What does an independent broker do?
Independent brokers are stockbrokers that buy and sell a variety of stocks for their own accounts or for corporate accounts that they oversee. They also sell their services to floor brokers that are currently too busy to carry out all of their responsible trades. When working for a floor broker, independent brokers temporarily execute orders on the floor brokers behalf. They must closely monitor the status and trends of the market to make effective decisions for their clients. Independent brokers often market products and services to their existing clients.
What kind of training does an independent broker need?
Independent brokers need at least a bachelor degree in accounting, business, economics, or finance. Many independent brokers have a Master of Business Administration and they are often highly regarded in the field. Many aspiring independent brokers complete internships to gain practical experience and meet valuable contacts. Most employers provide intense on the job training to new independent brokers to enable them to learn the requirements of the firm. Large firms often provide classroom instruction on effective speaking, selling practices, and securities analysis. Independent brokers must register as firm representatives with the Financial Industry Regulatory Authority (FINRA). Registration requirements include minim experience and passing the Series 7 Examination. Majority of states also require the Series 63 or 66 Examination. Many independent brokers also gain professional certification to remain competitive in the field. Independent brokers must stay up to date with new products and services and advancements in the field. They often complete continuing education and attend training seminars and conferences throughout their careers.

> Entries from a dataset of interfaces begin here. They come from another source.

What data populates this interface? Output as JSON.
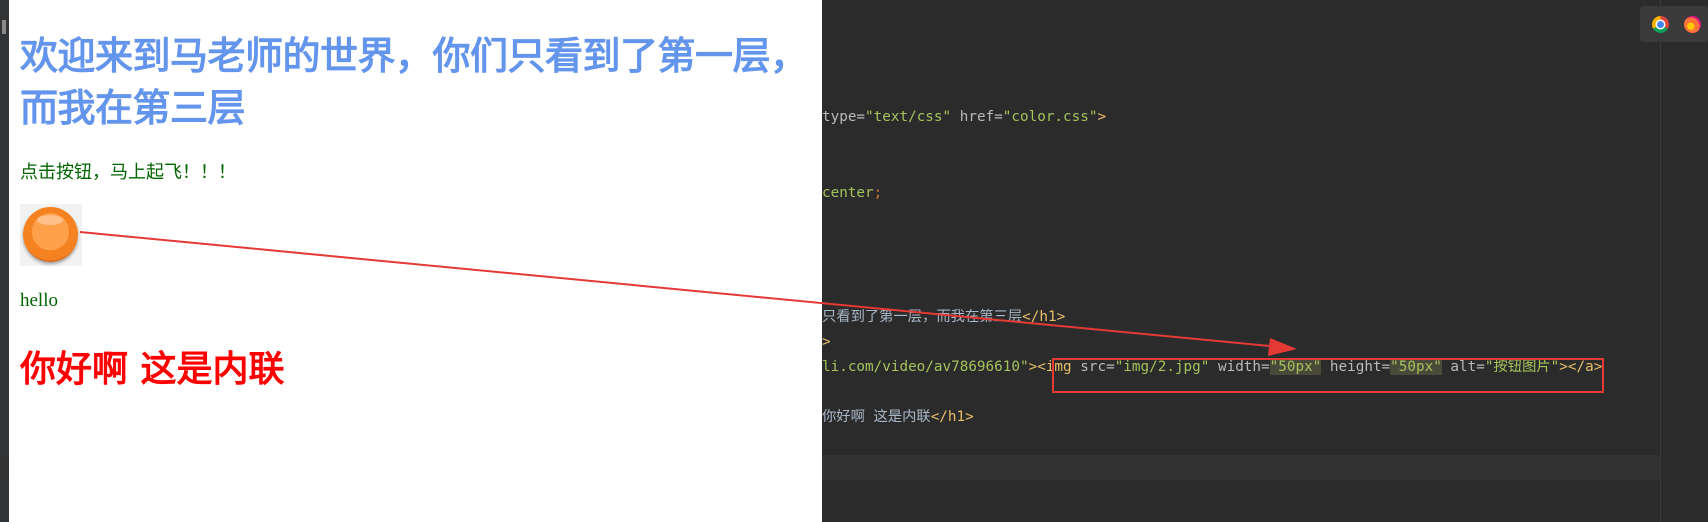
{
  "page": {
    "heading": "欢迎来到马老师的世界，你们只看到了第一层，而我在第三层",
    "paragraph": "点击按钮，马上起飞！！！",
    "button_alt": "按钮图片",
    "hello": "hello",
    "inline_heading": "你好啊 这是内联"
  },
  "editor": {
    "line1": {
      "attr_type": "type=",
      "val_type": "\"text/css\"",
      "attr_href": " href=",
      "val_href": "\"color.css\"",
      "tag_close": ">"
    },
    "line2": {
      "value": "center",
      "punct": ";"
    },
    "line3": {
      "text": "只看到了第一层，而我在第三层",
      "tag": "</h1>"
    },
    "line4": {
      "tag": ">"
    },
    "line5": {
      "href_tail": "li.com/video/av78696610\"",
      "tag_open": "><",
      "img_tag": "img",
      "src_attr": " src=",
      "src_val": "\"img/2.jpg\"",
      "width_attr": " width=",
      "width_val": "\"50px\"",
      "height_attr": " height=",
      "height_val": "\"50px\"",
      "alt_attr": " alt=",
      "alt_val": "\"按钮图片\"",
      "tag_end": "></a>"
    },
    "line6": {
      "text": "你好啊 这是内联",
      "tag": "</h1>"
    }
  },
  "colors": {
    "heading": "#6495ed",
    "paragraph": "#006400",
    "inline_heading": "#ff0000",
    "annotation": "#e53935",
    "editor_bg": "#2b2b2b"
  },
  "icons": [
    "chrome-icon",
    "firefox-icon"
  ]
}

What are the prospects for a career as an independent broker?
Employment of independent brokers is expected to grow about as fast as average for all professions, increasing 9% from 2008 to 2018 (1).
Job prospects are expected to be good with strong competition. Independent brokers with advanced education and professional certification as well as extensive experience will have the best job opportunities.
How much do independent brokers make?
As of January 2010, the average annual salary for independent brokers is $78,000; independent broker salaries vary greatly on location, employer, education, experience, and benefits (2).
A career as an independent broker is a great choice for people interested in performing buying and trading tasks on an independent basis. Independent brokers must have a solid understanding of a variety of buying and selling techniques and knowledge of a variety of products and services. Assertiveness, self-confidence, determination, desire to succeed and good decision-making are essential characteristics. Independent brokers must have excellent communication and interpersonal skills and the ability to work with a variety of clients.